Ink, Coal, and the Telling: National Poetry Month

Ink runs from the corners of my mouth
There is no happiness like mine
I have been eating poetry

NPMinkThese words, from a 2014 poem by Mark Strand, appear on this year’s National Poetry Month Poster, illustrated by Roz Chast and available for free download here. (One panel at right >>>)

The Academy of American Poets calls National Poetry Month “the largest literary celebration in the world,” noting tens of millions of participants around the world. It was established in 1996, inspired by February’s Black History Month and March’s Women’s History Month.

On the Academy’s website, you will find 30 ways to celebrate the month – including instructions for playing a collaborative writing game, first developed in the 1920s called “Exquisite Corpse.” They also offer tips for teachers, many of which are adaptable for families and other multi-age groups.

Catching Up on Poem-A-Day

Some of us may be a day behind in observing this 30-day festival, perhaps caught up in April Fools’ activities or testing season in school, which leaves little time for exploring this ancient and contemporary mode of expression…or maybe busy responding to the New York education budget vote.

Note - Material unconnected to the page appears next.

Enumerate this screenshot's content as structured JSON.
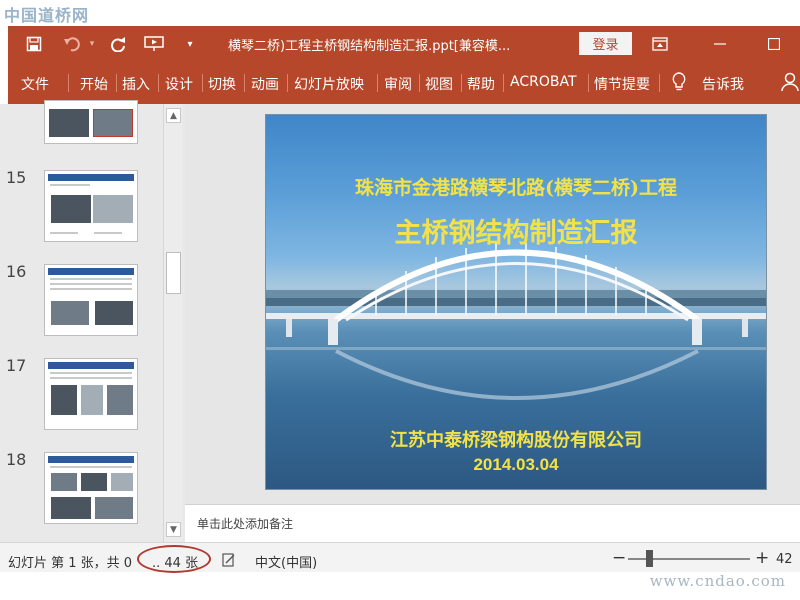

To help us all catch up on poem-a-day, here are a few resources and listen here for two pieces, one written for the holiday of Passover — which begins tomorrow night — and one a favorite from Audre Lorde.

Listen to “Feature Report” on Track 1 (6:45) below —

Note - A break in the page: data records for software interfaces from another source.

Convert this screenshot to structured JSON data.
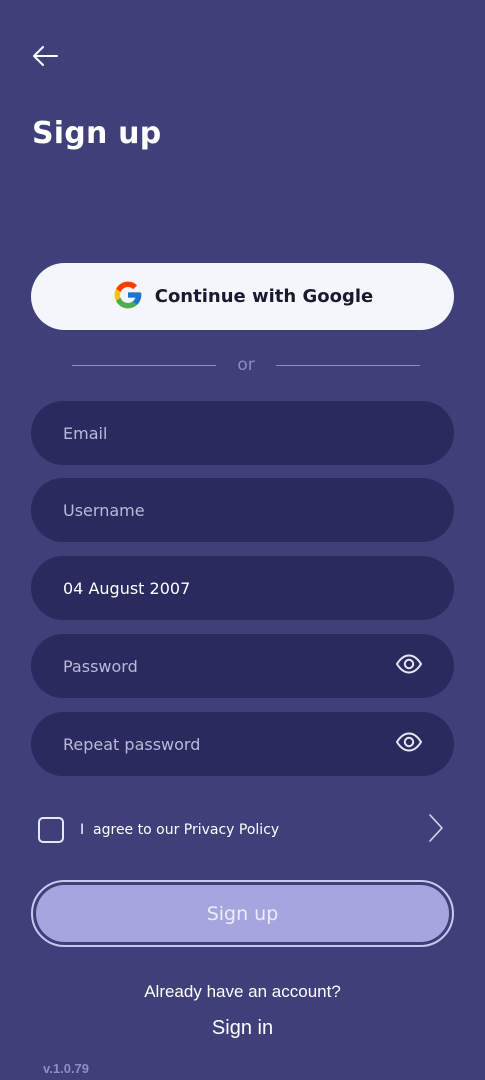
{
  "header": {
    "back_icon": "arrow-left-icon",
    "title": "Sign up"
  },
  "google": {
    "icon": "google-logo-icon",
    "label": "Continue with Google"
  },
  "divider": {
    "text": "or"
  },
  "fields": {
    "email": {
      "placeholder": "Email",
      "value": ""
    },
    "username": {
      "placeholder": "Username",
      "value": ""
    },
    "birthdate": {
      "placeholder": "",
      "value": "04 August 2007"
    },
    "password": {
      "placeholder": "Password",
      "value": "",
      "toggle_icon": "eye-icon"
    },
    "repeat_password": {
      "placeholder": "Repeat password",
      "value": "",
      "toggle_icon": "eye-icon"
    }
  },
  "agreement": {
    "label": "I  agree to our Privacy Policy",
    "checked": false,
    "chevron_icon": "chevron-right-icon"
  },
  "signup_button": {
    "label": "Sign up"
  },
  "footer": {
    "already_text": "Already have an account?",
    "signin_label": "Sign in",
    "version": "v.1.0.79"
  },
  "colors": {
    "background": "#3f3f7a",
    "field_background": "#2b2a5e",
    "google_button_background": "#f4f6fb",
    "signup_button_fill": "#a6a5dd",
    "signup_button_border": "#c9c8ef",
    "divider": "#8e8ec4",
    "version_text": "#8e8ec2"
  }
}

“Coal” by Audre Lorde

from The Collected Poems of Audre Lorde (Norton 1997).

excerpts from “Maggid: The Telling” by Marge Piercy

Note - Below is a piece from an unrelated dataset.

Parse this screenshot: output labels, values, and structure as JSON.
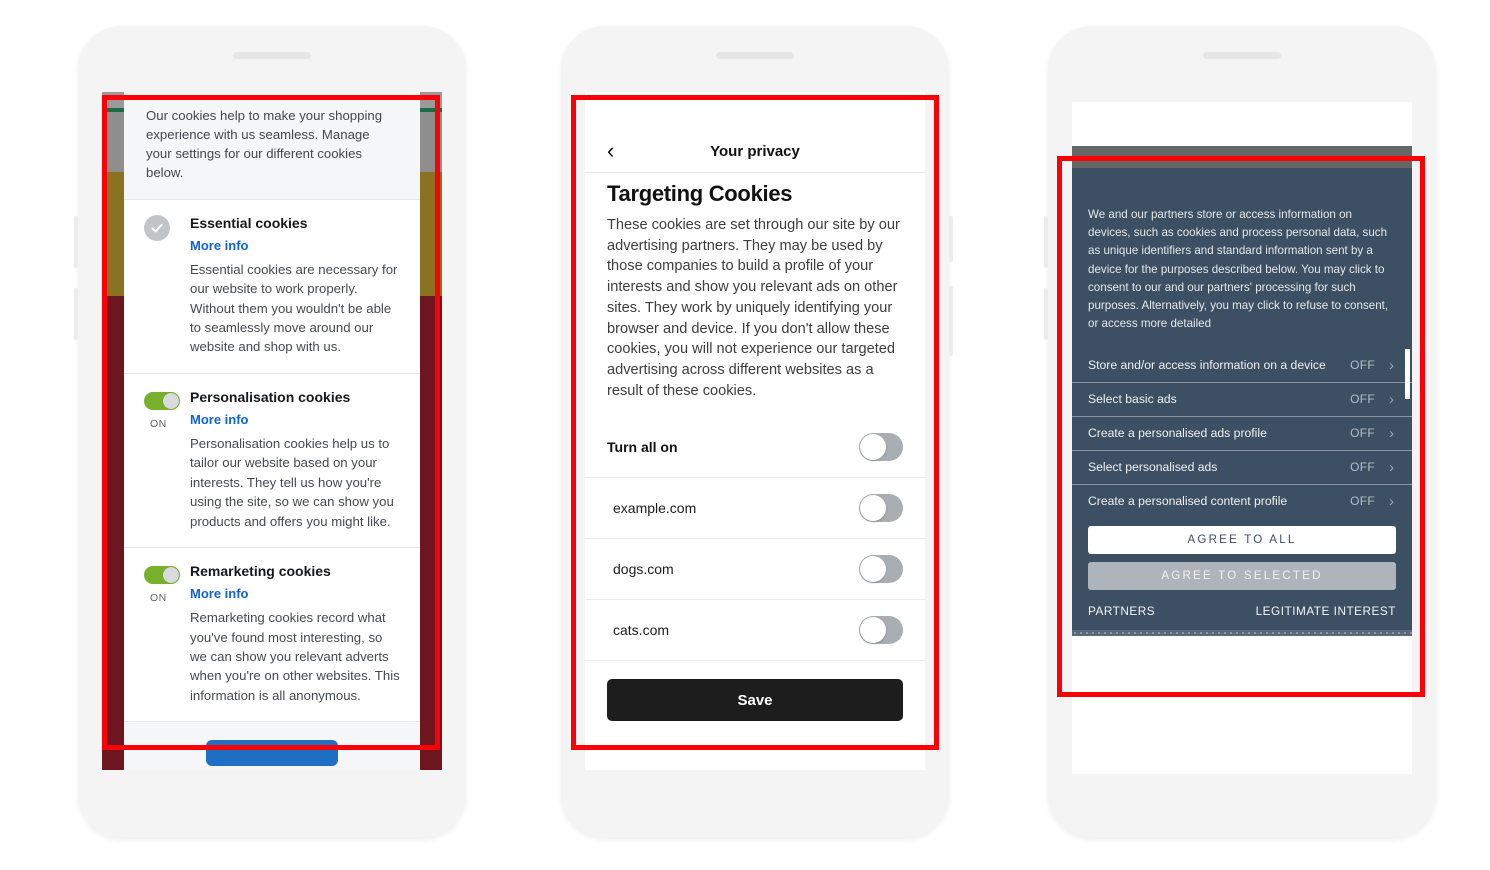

from The Art of Blessing the Day: Poems with a Jewish Theme (Knopf 2000).


More Resources

Langston Hughes and His Poetry —

Hughes reads and comments on “The Negro Speaks of Rivers” —

Paul Fleischman created an interesting book of poems for all ages to read aloud: Joyful Noise: Poems for Two Voices

Not A Rapper: Hip-Hop Education

Many more resources at the Academy of American Poets and The Poetry Foundation.



Categories: literacy, National Issues, poetry in education

Tags: , , ,

Leave a Reply

Fill in your details below or click an icon to log in:

WordPress.com Logo

You are commenting using your WordPress.com account. Log Out / Change )

Twitter picture

You are commenting using your Twitter account. Log Out / Change )

Facebook photo

You are commenting using your Facebook account. Log Out / Change )

Google+ photo

You are commenting using your Google+ account. Log Out / Change )

Connecting to %s

%d bloggers like this: